It’s the Thought That Counts
By: Michelle Remold
As the Thanksgiving weekend comes to a close, I can’t help but anticipate the rest of the holiday season. This time of year is definitely my favorite and I try to volunteer as much as possible. This time of year also makes me think about ways to include loved ones who are in skilled nursing facilities, especially those with Alzheimer’s and dementia.
When I think back to when my grandpa was in the nursing home, some of my best memories come from the holiday season. We couldn’t put a tree up in his room, but we always had a fake Poinsettia for his night stand and brought a real one for the nursing station. We also would bring a few sheets of window clings for his window. We would bring holiday themed coloring books, color pictures with him, and hang them on his walls for decorations.
When we got around to baking cookies, a tray would find its way up to him. My grandpa had a sweet tooth, so cookies were his favorite part. We would also bring cookies up for the nurses and would pass out cookies and other desserts to the residents who were able to eat them. We would wrap presents and take them up to the nursing home for him to open. During one of my grandpa’s last holidays, my cousin played the piano and we all sang carols for him. My brother and I even would dance with him to the music playing in the hallways.
As the holidays roll around, people tend to become very busy, but it’s important to remember that it is the small things that make holidays great. It could be stopping up to put window clings or bringing up coffee and cookies and just enjoying each other’s company or a short note. I think the most important thing is to make them feel special and remembered.
They may not remember in a few moments what gifts they had just received, what pictures were taken, or what songs were sung, but does it really matter? For a few moments they had a smile on their face and to me that’s all that matters. After all it’s the thought that counts.
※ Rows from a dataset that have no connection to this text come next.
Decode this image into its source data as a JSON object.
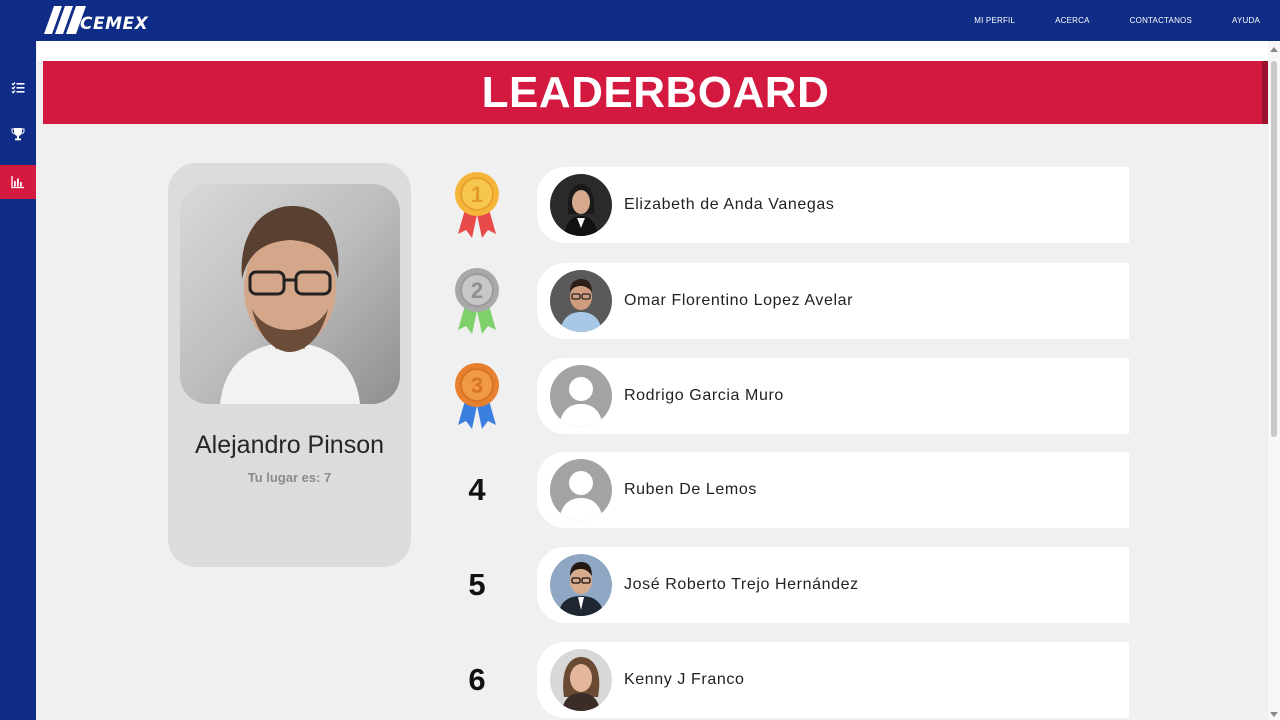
{
  "brand": {
    "name": "CEMEX"
  },
  "nav": {
    "items": [
      "MI PERFIL",
      "ACERCA",
      "CONTACTANOS",
      "AYUDA"
    ]
  },
  "sidebar": {
    "items": [
      {
        "icon": "list-check-icon",
        "active": false
      },
      {
        "icon": "trophy-icon",
        "active": false
      },
      {
        "icon": "bar-chart-icon",
        "active": true
      }
    ]
  },
  "page": {
    "title": "LEADERBOARD"
  },
  "profile": {
    "name": "Alejandro Pinson",
    "rank_text": "Tu lugar es: 7"
  },
  "leaderboard": [
    {
      "rank": "1",
      "name": "Elizabeth de Anda Vanegas",
      "medal": "gold-medal-icon"
    },
    {
      "rank": "2",
      "name": "Omar Florentino Lopez Avelar",
      "medal": "silver-medal-icon"
    },
    {
      "rank": "3",
      "name": "Rodrigo Garcia Muro",
      "medal": "bronze-medal-icon"
    },
    {
      "rank": "4",
      "name": "Ruben De Lemos"
    },
    {
      "rank": "5",
      "name": "José Roberto Trejo Hernández"
    },
    {
      "rank": "6",
      "name": "Kenny J Franco"
    }
  ],
  "colors": {
    "header": "#0f2d86",
    "banner": "#d3193f",
    "active_sidebar": "#d41a3f",
    "background": "#f1f0f0",
    "gold": "#f4b53a",
    "silver": "#a9a9a9",
    "bronze": "#e8812f"
  }
}
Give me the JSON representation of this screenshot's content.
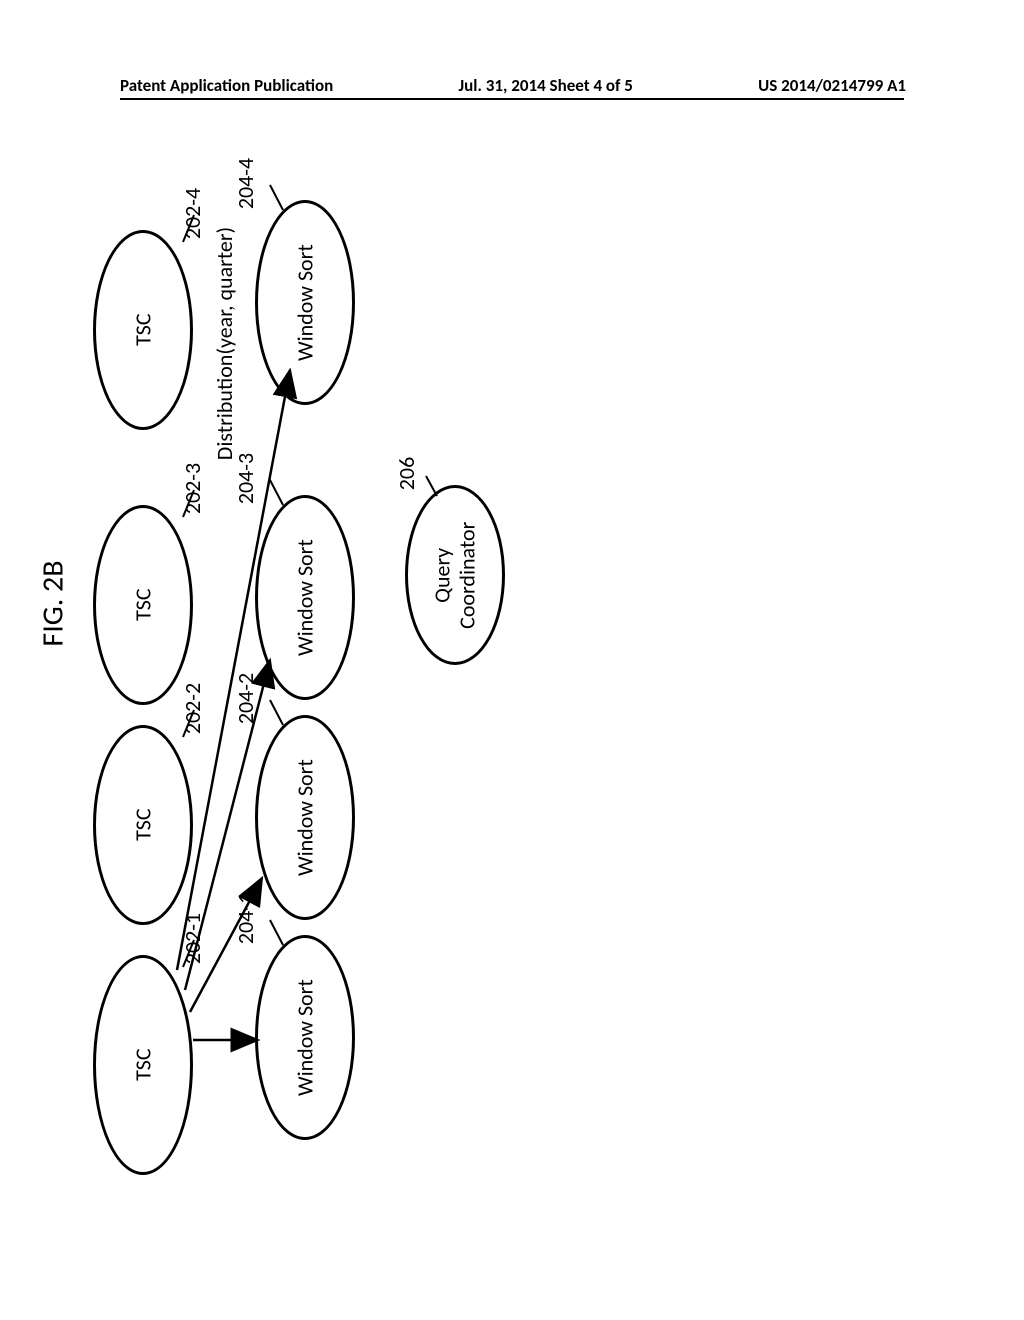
{
  "header": {
    "left": "Patent Application Publication",
    "center": "Jul. 31, 2014  Sheet 4 of 5",
    "right": "US 2014/0214799 A1"
  },
  "figure_label": "FIG. 2B",
  "nodes": {
    "query_coordinator": {
      "label": "Query\nCoordinator",
      "ref": "206"
    },
    "ws1": {
      "label": "Window Sort",
      "ref": "204-1"
    },
    "ws2": {
      "label": "Window Sort",
      "ref": "204-2"
    },
    "ws3": {
      "label": "Window Sort",
      "ref": "204-3"
    },
    "ws4": {
      "label": "Window Sort",
      "ref": "204-4"
    },
    "tsc1": {
      "label": "TSC",
      "ref": "202-1"
    },
    "tsc2": {
      "label": "TSC",
      "ref": "202-2"
    },
    "tsc3": {
      "label": "TSC",
      "ref": "202-3"
    },
    "tsc4": {
      "label": "TSC",
      "ref": "202-4"
    }
  },
  "annotation": "Distribution(year, quarter)"
}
Michelle graduated from the University of Northern Iowa with her Bachelor of Arts in Gerontology: Social Sciences and a minor in Family Studies. She is currently pursuing her Master’s degree in Aging Studies and Nursing Home Administration from Minnesota State University Mankato.